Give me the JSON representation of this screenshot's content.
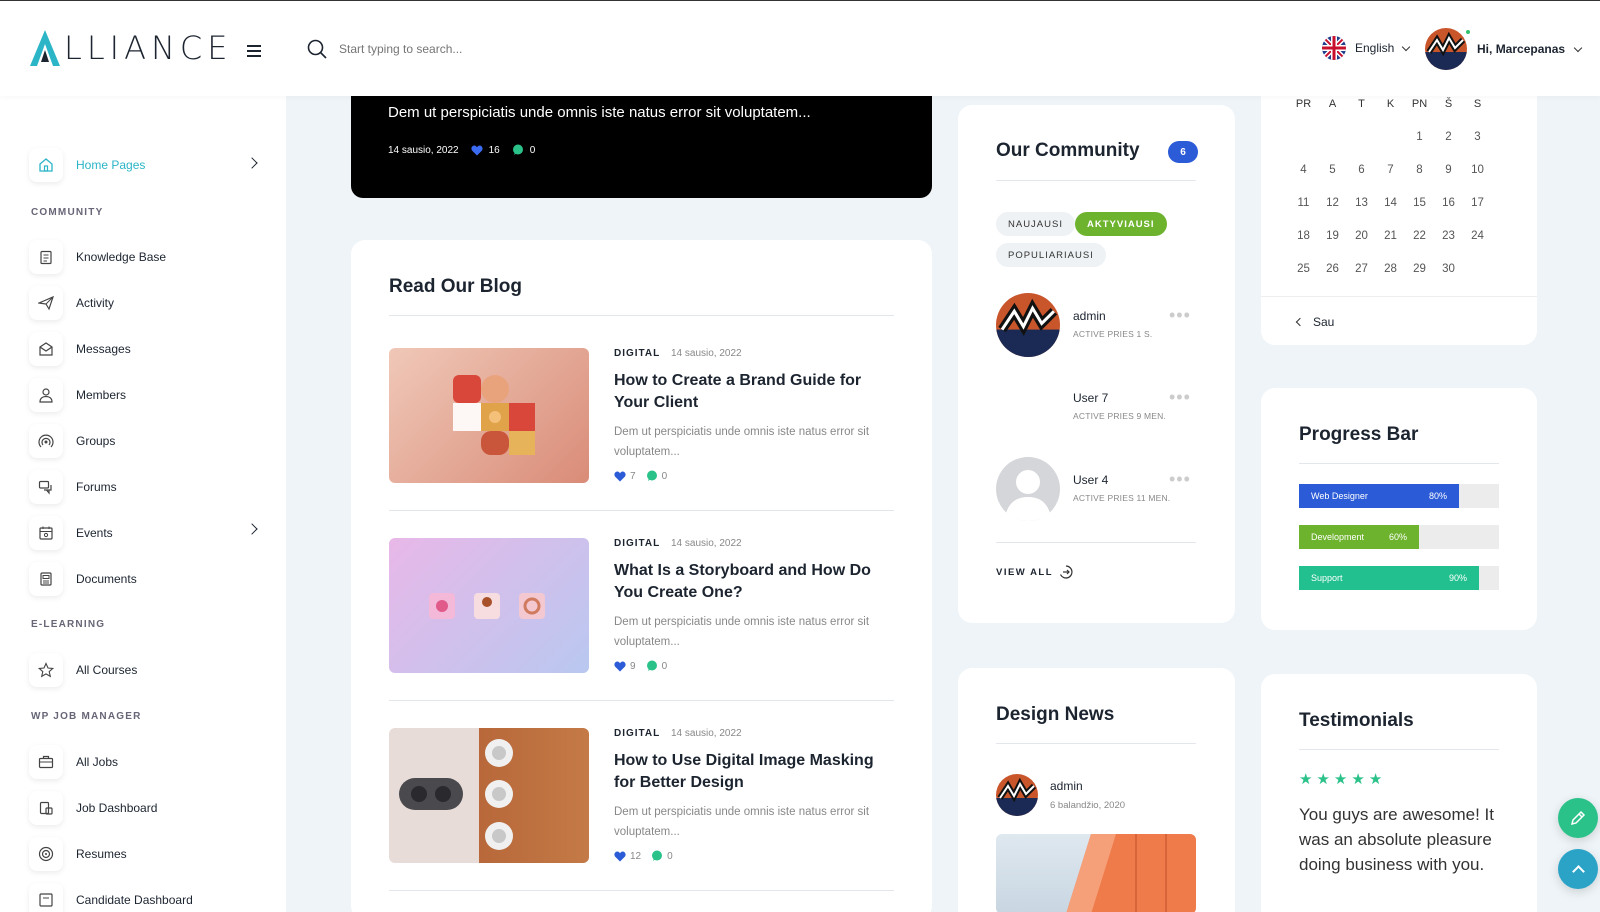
{
  "header": {
    "logo_text": "LLIANCE",
    "search_placeholder": "Start typing to search...",
    "language": "English",
    "greeting": "Hi,",
    "username": "Marcepanas"
  },
  "sidebar": {
    "home": "Home Pages",
    "section_community": "COMMUNITY",
    "community_items": [
      "Knowledge Base",
      "Activity",
      "Messages",
      "Members",
      "Groups",
      "Forums",
      "Events",
      "Documents"
    ],
    "section_elearning": "E-LEARNING",
    "elearning_items": [
      "All Courses"
    ],
    "section_jobs": "WP JOB MANAGER",
    "job_items": [
      "All Jobs",
      "Job Dashboard",
      "Resumes",
      "Candidate Dashboard"
    ]
  },
  "featured": {
    "title": "Dem ut perspiciatis unde omnis iste natus error sit voluptatem...",
    "date": "14 sausio, 2022",
    "likes": "16",
    "comments": "0"
  },
  "blog": {
    "title": "Read Our Blog",
    "posts": [
      {
        "category": "DIGITAL",
        "date": "14 sausio, 2022",
        "title": "How to Create a Brand Guide for Your Client",
        "excerpt": "Dem ut perspiciatis unde omnis iste natus error sit voluptatem...",
        "likes": "7",
        "comments": "0"
      },
      {
        "category": "DIGITAL",
        "date": "14 sausio, 2022",
        "title": "What Is a Storyboard and How Do You Create One?",
        "excerpt": "Dem ut perspiciatis unde omnis iste natus error sit voluptatem...",
        "likes": "9",
        "comments": "0"
      },
      {
        "category": "DIGITAL",
        "date": "14 sausio, 2022",
        "title": "How to Use Digital Image Masking for Better Design",
        "excerpt": "Dem ut perspiciatis unde omnis iste natus error sit voluptatem...",
        "likes": "12",
        "comments": "0"
      }
    ]
  },
  "community": {
    "title": "Our Community",
    "count": "6",
    "filters": [
      "NAUJAUSI",
      "AKTYVIAUSI",
      "POPULIARIAUSI"
    ],
    "active_filter": "AKTYVIAUSI",
    "members": [
      {
        "name": "admin",
        "status": "ACTIVE PRIES 1 S."
      },
      {
        "name": "User 7",
        "status": "ACTIVE PRIES 9 MEN."
      },
      {
        "name": "User 4",
        "status": "ACTIVE PRIES 11 MEN."
      }
    ],
    "view_all": "VIEW ALL"
  },
  "calendar": {
    "weekdays": [
      "PR",
      "A",
      "T",
      "K",
      "PN",
      "Š",
      "S"
    ],
    "rows": [
      [
        "",
        "",
        "",
        "",
        "1",
        "2",
        "3"
      ],
      [
        "4",
        "5",
        "6",
        "7",
        "8",
        "9",
        "10"
      ],
      [
        "11",
        "12",
        "13",
        "14",
        "15",
        "16",
        "17"
      ],
      [
        "18",
        "19",
        "20",
        "21",
        "22",
        "23",
        "24"
      ],
      [
        "25",
        "26",
        "27",
        "28",
        "29",
        "30",
        ""
      ]
    ],
    "prev_label": "Sau"
  },
  "progress": {
    "title": "Progress Bar",
    "bars": [
      {
        "label": "Web Designer",
        "value": "80%",
        "fraction": 0.8,
        "color": "#2b5bd7"
      },
      {
        "label": "Development",
        "value": "60%",
        "fraction": 0.6,
        "color": "#6db32d"
      },
      {
        "label": "Support",
        "value": "90%",
        "fraction": 0.9,
        "color": "#22c08e"
      }
    ]
  },
  "news": {
    "title": "Design News",
    "author": "admin",
    "date": "6 balandžio, 2020"
  },
  "testimonials": {
    "title": "Testimonials",
    "rating": 5,
    "quote": "You guys are awesome! It was an absolute pleasure doing business with you."
  },
  "colors": {
    "accent": "#2bb5c7",
    "primary": "#2b5bd7",
    "green": "#6db32d",
    "teal": "#22c08e"
  }
}
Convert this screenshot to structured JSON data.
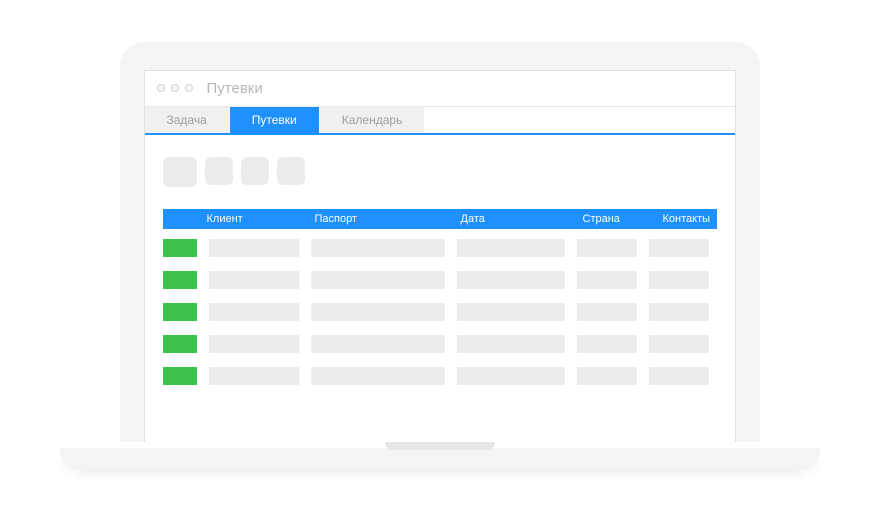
{
  "window": {
    "title": "Путевки"
  },
  "tabs": [
    {
      "label": "Задача",
      "active": false
    },
    {
      "label": "Путевки",
      "active": true
    },
    {
      "label": "Календарь",
      "active": false
    }
  ],
  "table": {
    "headers": {
      "client": "Клиент",
      "passport": "Паспорт",
      "date": "Дата",
      "country": "Страна",
      "contacts": "Контакты"
    },
    "rows": [
      {
        "status": "green"
      },
      {
        "status": "green"
      },
      {
        "status": "green"
      },
      {
        "status": "green"
      },
      {
        "status": "green"
      }
    ]
  },
  "colors": {
    "accent": "#1e90ff",
    "status_ok": "#3ec14a",
    "placeholder": "#ececec"
  }
}
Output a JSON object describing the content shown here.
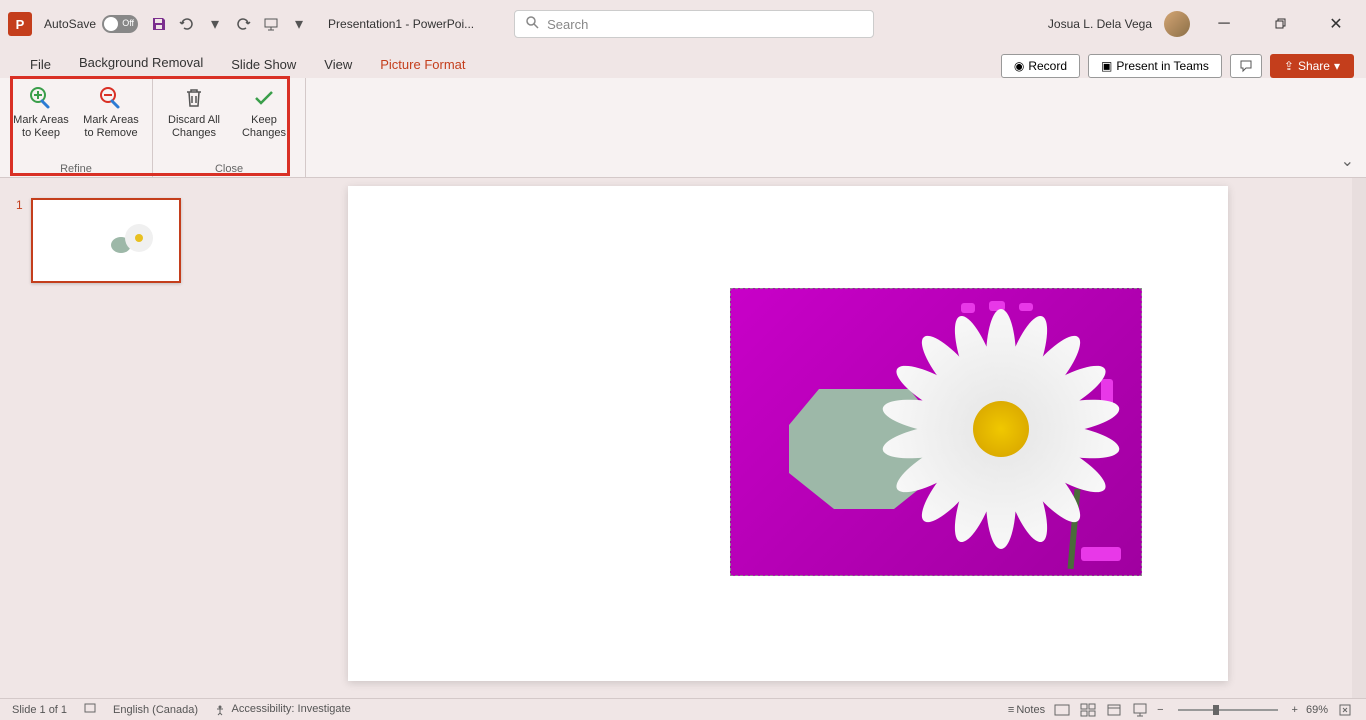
{
  "titlebar": {
    "autosave_label": "AutoSave",
    "autosave_state": "Off",
    "doc_title": "Presentation1 - PowerPoi...",
    "search_placeholder": "Search",
    "user_name": "Josua L. Dela Vega"
  },
  "tabs": {
    "file": "File",
    "bg_removal": "Background Removal",
    "slideshow": "Slide Show",
    "view": "View",
    "picture_format": "Picture Format"
  },
  "ribbon_right": {
    "record": "Record",
    "present": "Present in Teams",
    "share": "Share"
  },
  "ribbon": {
    "refine": {
      "mark_keep": "Mark Areas to Keep",
      "mark_remove": "Mark Areas to Remove",
      "group_label": "Refine"
    },
    "close": {
      "discard": "Discard All Changes",
      "keep": "Keep Changes",
      "group_label": "Close"
    }
  },
  "thumbnail": {
    "number": "1"
  },
  "statusbar": {
    "slide_info": "Slide 1 of 1",
    "language": "English (Canada)",
    "accessibility": "Accessibility: Investigate",
    "notes": "Notes",
    "zoom_pct": "69%"
  }
}
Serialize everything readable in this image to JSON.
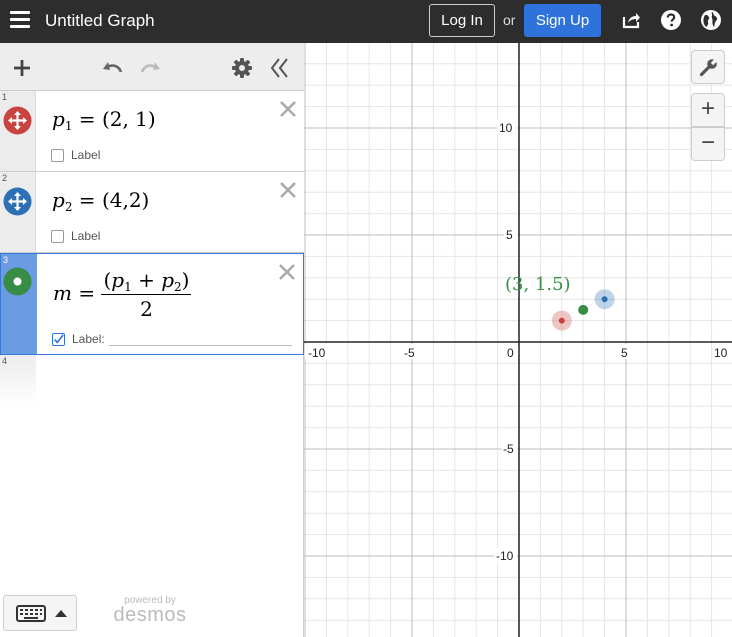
{
  "app": {
    "title": "Untitled Graph",
    "login_label": "Log In",
    "or_label": "or",
    "signup_label": "Sign Up"
  },
  "icons": {
    "menu": "hamburger-icon",
    "share": "share-icon",
    "help": "help-icon",
    "language": "globe-icon",
    "add": "plus-icon",
    "undo": "undo-icon",
    "redo": "redo-icon",
    "settings": "gear-icon",
    "collapse": "double-chevron-left-icon",
    "delete": "close-icon",
    "keyboard": "keyboard-icon",
    "wrench": "wrench-icon",
    "zoom_in": "plus-icon",
    "zoom_out": "minus-icon"
  },
  "colors": {
    "accent": "#2f72dc",
    "red": "#c74440",
    "blue": "#2d70b3",
    "green": "#388c46"
  },
  "expressions": [
    {
      "number": "1",
      "lhs": "p",
      "sub": "1",
      "rhs": "(2, 1)",
      "label_text": "Label",
      "label_checked": false,
      "color": "#c74440"
    },
    {
      "number": "2",
      "lhs": "p",
      "sub": "2",
      "rhs": "(4,2)",
      "label_text": "Label",
      "label_checked": false,
      "color": "#2d70b3"
    },
    {
      "number": "3",
      "lhs": "m",
      "num_a": "p",
      "num_a_sub": "1",
      "plus": "+",
      "num_b": "p",
      "num_b_sub": "2",
      "den": "2",
      "label_text": "Label:",
      "label_checked": true,
      "color": "#388c46"
    },
    {
      "number": "4"
    }
  ],
  "branding": {
    "powered_by": "powered by",
    "logo": "desmos"
  },
  "graph": {
    "x_ticks": [
      "-10",
      "-5",
      "0",
      "5",
      "10"
    ],
    "y_ticks": [
      "10",
      "5",
      "-5",
      "-10"
    ],
    "zoom_in_label": "+",
    "zoom_out_label": "−",
    "point_label": "(3, 1.5)",
    "points": [
      {
        "x": 2,
        "y": 1,
        "color": "#c74440",
        "halo": true
      },
      {
        "x": 4,
        "y": 2,
        "color": "#2d70b3",
        "halo": true
      },
      {
        "x": 3,
        "y": 1.5,
        "color": "#388c46",
        "halo": false
      }
    ]
  }
}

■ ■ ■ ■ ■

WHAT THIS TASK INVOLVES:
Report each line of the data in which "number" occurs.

EXERCISE RESPONSE:
    "number": "1"
      "number": "1",
      "number": "2",
      "number": "3",
      "number": "4"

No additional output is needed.